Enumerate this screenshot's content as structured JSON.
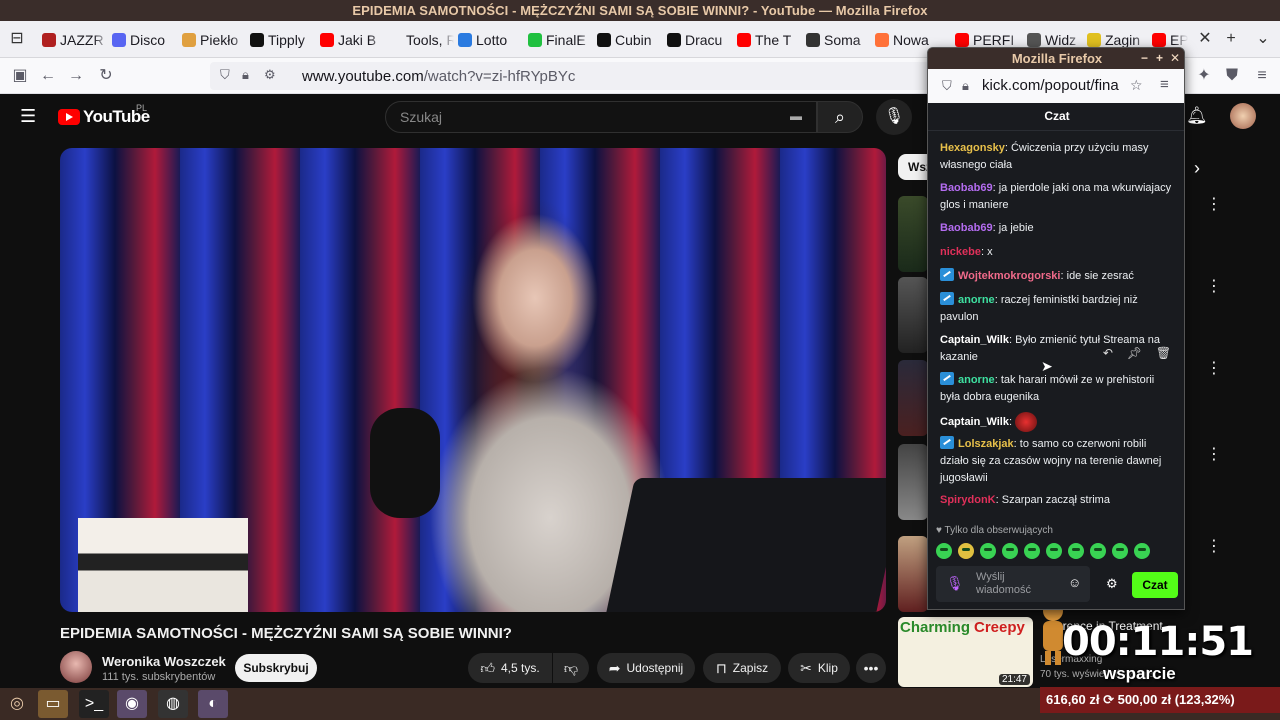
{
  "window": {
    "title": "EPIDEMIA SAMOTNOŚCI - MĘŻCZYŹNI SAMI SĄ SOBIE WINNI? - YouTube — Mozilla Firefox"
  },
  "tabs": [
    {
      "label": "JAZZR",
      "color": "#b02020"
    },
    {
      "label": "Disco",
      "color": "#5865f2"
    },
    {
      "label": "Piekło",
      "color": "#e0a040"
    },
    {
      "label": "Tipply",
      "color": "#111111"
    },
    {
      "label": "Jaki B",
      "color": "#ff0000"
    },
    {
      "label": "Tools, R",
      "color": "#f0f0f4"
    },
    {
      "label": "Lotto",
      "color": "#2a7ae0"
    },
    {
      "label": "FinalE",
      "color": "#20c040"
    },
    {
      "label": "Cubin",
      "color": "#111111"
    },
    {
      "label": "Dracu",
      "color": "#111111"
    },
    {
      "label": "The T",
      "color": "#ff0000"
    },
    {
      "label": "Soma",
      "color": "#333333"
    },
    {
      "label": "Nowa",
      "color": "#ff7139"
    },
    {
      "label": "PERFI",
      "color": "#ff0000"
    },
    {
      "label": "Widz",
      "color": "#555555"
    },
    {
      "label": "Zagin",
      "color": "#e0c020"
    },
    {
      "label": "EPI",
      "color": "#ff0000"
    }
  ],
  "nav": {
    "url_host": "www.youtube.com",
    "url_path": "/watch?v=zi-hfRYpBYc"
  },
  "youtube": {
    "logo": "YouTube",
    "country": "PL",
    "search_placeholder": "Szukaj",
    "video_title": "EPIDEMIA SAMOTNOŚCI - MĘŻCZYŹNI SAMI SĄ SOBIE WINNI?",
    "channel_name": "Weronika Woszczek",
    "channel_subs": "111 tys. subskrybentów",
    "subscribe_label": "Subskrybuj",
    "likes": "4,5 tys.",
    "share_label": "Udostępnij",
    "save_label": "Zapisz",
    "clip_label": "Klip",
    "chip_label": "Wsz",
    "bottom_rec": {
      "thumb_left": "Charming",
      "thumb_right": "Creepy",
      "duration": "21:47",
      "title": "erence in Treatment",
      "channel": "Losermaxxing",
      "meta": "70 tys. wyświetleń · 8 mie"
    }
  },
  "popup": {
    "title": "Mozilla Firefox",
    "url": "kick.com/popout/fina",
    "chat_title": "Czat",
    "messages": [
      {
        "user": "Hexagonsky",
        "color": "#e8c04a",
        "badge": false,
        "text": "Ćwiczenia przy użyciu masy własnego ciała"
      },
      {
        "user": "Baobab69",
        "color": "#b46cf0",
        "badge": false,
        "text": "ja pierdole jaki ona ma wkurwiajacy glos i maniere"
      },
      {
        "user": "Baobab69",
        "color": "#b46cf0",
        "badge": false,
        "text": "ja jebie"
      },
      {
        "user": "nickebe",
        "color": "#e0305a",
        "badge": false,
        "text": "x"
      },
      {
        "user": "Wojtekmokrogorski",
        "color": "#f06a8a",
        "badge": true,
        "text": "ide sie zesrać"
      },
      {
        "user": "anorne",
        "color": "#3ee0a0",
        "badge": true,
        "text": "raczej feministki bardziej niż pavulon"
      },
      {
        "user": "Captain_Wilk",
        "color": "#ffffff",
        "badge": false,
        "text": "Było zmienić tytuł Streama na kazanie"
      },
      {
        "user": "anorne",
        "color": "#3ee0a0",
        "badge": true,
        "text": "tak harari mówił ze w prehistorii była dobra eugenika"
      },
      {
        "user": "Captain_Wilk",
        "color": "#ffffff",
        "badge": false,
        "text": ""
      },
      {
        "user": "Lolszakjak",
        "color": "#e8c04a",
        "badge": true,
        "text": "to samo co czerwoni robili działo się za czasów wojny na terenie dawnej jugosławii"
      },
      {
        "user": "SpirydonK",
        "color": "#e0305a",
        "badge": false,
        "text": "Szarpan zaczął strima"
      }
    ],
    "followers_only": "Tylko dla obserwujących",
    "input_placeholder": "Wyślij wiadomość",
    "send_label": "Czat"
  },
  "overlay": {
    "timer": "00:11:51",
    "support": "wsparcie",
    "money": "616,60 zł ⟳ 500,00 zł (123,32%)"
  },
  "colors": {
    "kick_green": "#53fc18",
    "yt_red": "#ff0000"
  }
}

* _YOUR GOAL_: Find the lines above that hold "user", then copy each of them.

* _RESULT OF THE EXERCISE_:
        "user": "Hexagonsky",
        "user": "Baobab69",
        "user": "Baobab69",
        "user": "nickebe",
        "user": "Wojtekmokrogorski",
        "user": "anorne",
        "user": "Captain_Wilk",
        "user": "anorne",
        "user": "Captain_Wilk",
        "user": "Lolszakjak",
        "user": "SpirydonK",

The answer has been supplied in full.